Clifford Lee, associate professor of philosophy, has often been described by students as one of the most eccentric professors on Troy’s campus. His relaxed demeanor and lively attitude keep the students engaged and entertained while also making them think.
When asked what got him into teaching, Lee said: “In a way, I just never left college. I had been bitten by the philosophy bug, and I was quite serious about it. I grew up surrounded by teaching and, certainly, that’s an influence. It’s certainly a response to a calling of some sort.”
His hilarious classroom antics, such as starting his class by taking a lap around the room, throwing markers at the ceiling, then sniffing said markers, certainly show his individuality. His demonstrations may seem outlandish to some but to others entertaining.
Faith Karwacki, an ecology and field biology major from Santa Rosa Beach, Florida, spoke fondly of Lee. “I love that the class is discussion-based,” she said. “Hearing one professor’s opinion of a reading isn’t always best. When the entire class gives their interpretation, there are so many different world views that lead them to interpret the reading that particular way.”
The things that make Lee different from the other educators on campus are his teaching methods and his philosophies about teaching and learning. Whereas some educators see their position as an educator-to-student relationship, Lee sees his position as a student-to-student relationship.
“From my perspective, I don’t have an enormous wealth of information that I’m transferring over to the students,” he said. “What I do attempt to do is, instead, by almost any means possible, provoke thought.
“My pedagogical technique is based on an undermining of my position of authority, with some restraints, so I’m not standing in front of the class playing the role of expert but rather put on display my own process of learning in relation to the text.”
Lee does not see himself as a “Colossus” that bestrides the classroom, but merely as a pupil continuing his education. In every class, he goes in with the intent to help the students learn to think for themselves.
His in-class acting is one of his most successful ways of breaking the students out of their shells. For instance, during one of his classes, he proceeded to run around the room five times, jump on a desk in order to turn a projector on, then off, then on again.
But what made Lee choose philosophy? “It’s the only thing I know how to do,” he said. “This is it. And I love it.” His passion for the subject definitely shows in his classes. Except when the weather prohibits it, his introduction to philosophy class meets outside in order to have an open area in which to communicate.
“We would climb up in trees and hang out in trees the whole class period,” said Meg Shackelford, Lee’s teaching assistant and also a Troy graduate. “He is incredibly passionate about what he teaches, and it’s not just teaching for him.

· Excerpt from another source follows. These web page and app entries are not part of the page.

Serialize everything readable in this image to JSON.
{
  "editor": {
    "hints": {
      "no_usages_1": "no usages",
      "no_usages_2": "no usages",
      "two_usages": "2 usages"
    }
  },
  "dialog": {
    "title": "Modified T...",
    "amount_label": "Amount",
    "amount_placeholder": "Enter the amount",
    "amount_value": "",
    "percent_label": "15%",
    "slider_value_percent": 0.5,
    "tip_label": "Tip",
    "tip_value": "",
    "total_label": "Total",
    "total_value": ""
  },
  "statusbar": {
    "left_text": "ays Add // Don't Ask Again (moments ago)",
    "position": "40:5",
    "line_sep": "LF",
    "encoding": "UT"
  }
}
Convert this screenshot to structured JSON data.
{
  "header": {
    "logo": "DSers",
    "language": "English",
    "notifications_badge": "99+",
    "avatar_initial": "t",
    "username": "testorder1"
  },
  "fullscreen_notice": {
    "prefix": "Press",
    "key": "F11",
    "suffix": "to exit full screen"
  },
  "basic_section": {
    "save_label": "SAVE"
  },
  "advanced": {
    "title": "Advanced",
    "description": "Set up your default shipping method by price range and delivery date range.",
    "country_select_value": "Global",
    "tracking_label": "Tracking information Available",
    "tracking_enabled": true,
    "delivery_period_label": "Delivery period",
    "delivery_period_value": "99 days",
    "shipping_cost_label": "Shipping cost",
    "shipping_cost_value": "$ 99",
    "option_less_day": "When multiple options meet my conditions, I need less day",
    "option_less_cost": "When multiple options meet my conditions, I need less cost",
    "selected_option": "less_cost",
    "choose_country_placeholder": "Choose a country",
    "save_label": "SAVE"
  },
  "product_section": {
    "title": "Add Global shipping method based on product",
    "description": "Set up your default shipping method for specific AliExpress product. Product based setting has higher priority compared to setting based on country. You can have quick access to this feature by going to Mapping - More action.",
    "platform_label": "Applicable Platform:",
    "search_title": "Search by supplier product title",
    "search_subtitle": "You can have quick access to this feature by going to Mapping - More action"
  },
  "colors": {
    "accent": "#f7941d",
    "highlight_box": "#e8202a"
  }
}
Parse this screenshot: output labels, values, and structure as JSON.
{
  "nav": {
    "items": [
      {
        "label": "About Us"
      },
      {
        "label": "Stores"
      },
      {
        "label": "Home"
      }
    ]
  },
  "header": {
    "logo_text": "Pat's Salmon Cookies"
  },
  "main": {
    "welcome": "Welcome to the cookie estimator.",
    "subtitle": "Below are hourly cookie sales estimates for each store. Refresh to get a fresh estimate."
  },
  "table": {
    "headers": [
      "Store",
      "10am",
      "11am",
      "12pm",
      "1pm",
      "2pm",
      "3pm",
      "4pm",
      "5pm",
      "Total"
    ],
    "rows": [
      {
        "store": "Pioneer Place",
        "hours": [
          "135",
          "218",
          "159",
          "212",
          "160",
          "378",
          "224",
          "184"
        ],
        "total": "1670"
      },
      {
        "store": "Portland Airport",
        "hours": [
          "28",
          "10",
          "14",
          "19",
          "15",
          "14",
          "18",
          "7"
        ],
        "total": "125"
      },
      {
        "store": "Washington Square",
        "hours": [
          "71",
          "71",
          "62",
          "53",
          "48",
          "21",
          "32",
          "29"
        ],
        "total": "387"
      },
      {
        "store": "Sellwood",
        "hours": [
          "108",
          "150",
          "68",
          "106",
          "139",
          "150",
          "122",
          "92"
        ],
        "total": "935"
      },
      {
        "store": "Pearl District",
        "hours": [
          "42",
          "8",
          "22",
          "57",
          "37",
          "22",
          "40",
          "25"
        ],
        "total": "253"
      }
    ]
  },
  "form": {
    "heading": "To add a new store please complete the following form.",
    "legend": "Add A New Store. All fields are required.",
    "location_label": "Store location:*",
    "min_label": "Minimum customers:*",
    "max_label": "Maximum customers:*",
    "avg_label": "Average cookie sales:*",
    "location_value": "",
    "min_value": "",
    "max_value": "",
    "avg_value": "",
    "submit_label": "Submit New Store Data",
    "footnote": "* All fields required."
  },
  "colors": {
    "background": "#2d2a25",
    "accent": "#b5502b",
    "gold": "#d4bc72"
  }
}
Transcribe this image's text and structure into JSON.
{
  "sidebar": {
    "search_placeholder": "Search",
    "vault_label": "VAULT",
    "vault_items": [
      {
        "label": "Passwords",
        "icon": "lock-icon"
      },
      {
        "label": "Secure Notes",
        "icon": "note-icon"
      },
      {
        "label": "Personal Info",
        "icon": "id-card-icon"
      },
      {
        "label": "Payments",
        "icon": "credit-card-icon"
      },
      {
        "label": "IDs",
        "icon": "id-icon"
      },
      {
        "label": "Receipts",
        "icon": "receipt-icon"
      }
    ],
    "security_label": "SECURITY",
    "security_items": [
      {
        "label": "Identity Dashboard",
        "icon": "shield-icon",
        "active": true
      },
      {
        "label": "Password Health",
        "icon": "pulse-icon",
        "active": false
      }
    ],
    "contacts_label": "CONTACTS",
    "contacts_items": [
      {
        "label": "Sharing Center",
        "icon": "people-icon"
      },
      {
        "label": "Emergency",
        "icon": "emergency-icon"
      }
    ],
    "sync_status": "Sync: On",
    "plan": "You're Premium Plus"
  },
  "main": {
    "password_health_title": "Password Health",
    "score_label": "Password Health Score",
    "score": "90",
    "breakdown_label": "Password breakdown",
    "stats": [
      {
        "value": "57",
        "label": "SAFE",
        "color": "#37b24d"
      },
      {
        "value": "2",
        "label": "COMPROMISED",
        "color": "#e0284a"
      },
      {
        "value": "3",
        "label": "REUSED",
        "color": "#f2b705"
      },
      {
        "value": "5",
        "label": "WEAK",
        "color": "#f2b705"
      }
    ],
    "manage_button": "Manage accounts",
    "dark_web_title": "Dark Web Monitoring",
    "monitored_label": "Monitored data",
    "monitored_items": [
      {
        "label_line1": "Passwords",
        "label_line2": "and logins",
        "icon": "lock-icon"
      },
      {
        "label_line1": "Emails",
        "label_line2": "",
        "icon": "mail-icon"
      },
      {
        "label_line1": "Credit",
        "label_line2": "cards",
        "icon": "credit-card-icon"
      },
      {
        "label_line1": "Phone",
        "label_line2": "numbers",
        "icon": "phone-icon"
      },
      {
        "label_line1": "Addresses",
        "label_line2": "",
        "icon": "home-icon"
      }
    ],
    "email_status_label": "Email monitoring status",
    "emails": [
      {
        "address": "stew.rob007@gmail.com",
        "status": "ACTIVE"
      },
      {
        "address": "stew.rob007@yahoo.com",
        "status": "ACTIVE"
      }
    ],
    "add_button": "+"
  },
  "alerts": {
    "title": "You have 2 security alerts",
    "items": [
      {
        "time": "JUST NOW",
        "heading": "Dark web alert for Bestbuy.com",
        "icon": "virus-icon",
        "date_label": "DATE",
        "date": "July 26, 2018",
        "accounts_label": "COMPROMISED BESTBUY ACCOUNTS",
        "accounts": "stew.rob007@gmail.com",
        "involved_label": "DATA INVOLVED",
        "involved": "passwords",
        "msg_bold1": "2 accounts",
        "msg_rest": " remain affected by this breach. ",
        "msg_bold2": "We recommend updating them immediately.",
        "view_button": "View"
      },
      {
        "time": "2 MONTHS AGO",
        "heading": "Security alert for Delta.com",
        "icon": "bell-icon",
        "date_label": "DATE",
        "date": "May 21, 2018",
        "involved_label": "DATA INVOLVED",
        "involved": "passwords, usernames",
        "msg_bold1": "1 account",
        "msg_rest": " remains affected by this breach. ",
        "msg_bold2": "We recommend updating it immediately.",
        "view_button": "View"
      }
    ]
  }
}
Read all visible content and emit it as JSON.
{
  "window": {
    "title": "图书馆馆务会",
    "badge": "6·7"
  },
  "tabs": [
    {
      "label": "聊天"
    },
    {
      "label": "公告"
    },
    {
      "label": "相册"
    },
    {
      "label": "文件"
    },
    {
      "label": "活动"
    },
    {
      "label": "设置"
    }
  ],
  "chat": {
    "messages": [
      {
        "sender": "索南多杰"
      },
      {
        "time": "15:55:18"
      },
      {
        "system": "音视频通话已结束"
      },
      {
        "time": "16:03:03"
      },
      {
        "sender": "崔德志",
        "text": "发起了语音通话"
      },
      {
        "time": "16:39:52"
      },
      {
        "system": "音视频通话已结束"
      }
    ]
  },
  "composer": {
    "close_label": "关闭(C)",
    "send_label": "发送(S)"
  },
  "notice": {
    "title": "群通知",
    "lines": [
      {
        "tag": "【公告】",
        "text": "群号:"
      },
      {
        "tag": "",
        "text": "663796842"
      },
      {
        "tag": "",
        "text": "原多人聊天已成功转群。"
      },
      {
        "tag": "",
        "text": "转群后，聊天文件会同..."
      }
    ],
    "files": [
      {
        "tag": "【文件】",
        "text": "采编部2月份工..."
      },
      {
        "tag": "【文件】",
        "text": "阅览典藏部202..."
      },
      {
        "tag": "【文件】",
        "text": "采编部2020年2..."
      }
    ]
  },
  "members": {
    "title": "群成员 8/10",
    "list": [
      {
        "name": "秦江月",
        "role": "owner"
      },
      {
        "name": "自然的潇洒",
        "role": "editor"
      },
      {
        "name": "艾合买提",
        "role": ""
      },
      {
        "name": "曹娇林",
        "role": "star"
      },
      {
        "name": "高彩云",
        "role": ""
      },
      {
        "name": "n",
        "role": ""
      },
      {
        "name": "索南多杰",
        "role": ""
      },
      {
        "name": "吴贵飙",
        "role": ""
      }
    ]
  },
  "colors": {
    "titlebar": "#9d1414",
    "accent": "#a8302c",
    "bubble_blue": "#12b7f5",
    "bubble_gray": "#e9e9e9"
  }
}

“He lives the philosophical life. My very first semester at Troy, I had a history class that met right after his ethics class, and I would show up half an hour early to class to sit in the hall downstairs in GAB (the General Academic Building, now Patterson Hall) right outside his class just to watch him run around the room.”
There are many things Lee enjoys about teaching, but his favorite one, as he puts it, is: “Learning from the students. The spontaneity of insight, the unpredictability of a classroom, and especially learning from my students.”
Lee explained that, to him, there is little difference between his vocation and his home life. Asking him what his favorite thing about teaching is almost like asking him what he likes the most about himself. The antics that go on in the classroom are not just for show; they show who Lee is.
Lee’s end goal for his students is to teach them how to think for themselves. He does not wish to lord his intellect over them to intimidate them, but to help them see that they can become free thinkers. “To teach is to participate in the mystery of the human condition,” he said.
“It is to become a very active participant in the, sort of, unfolding and coming into being of that which is not yet. And hopefully to facilitate for others the unfolding of the mystery of their own essence or their own existence in such a way that, well, we can say that they learned something. But more importantly, that what they learned is something that changes their own perspective in such a way that the world changes.”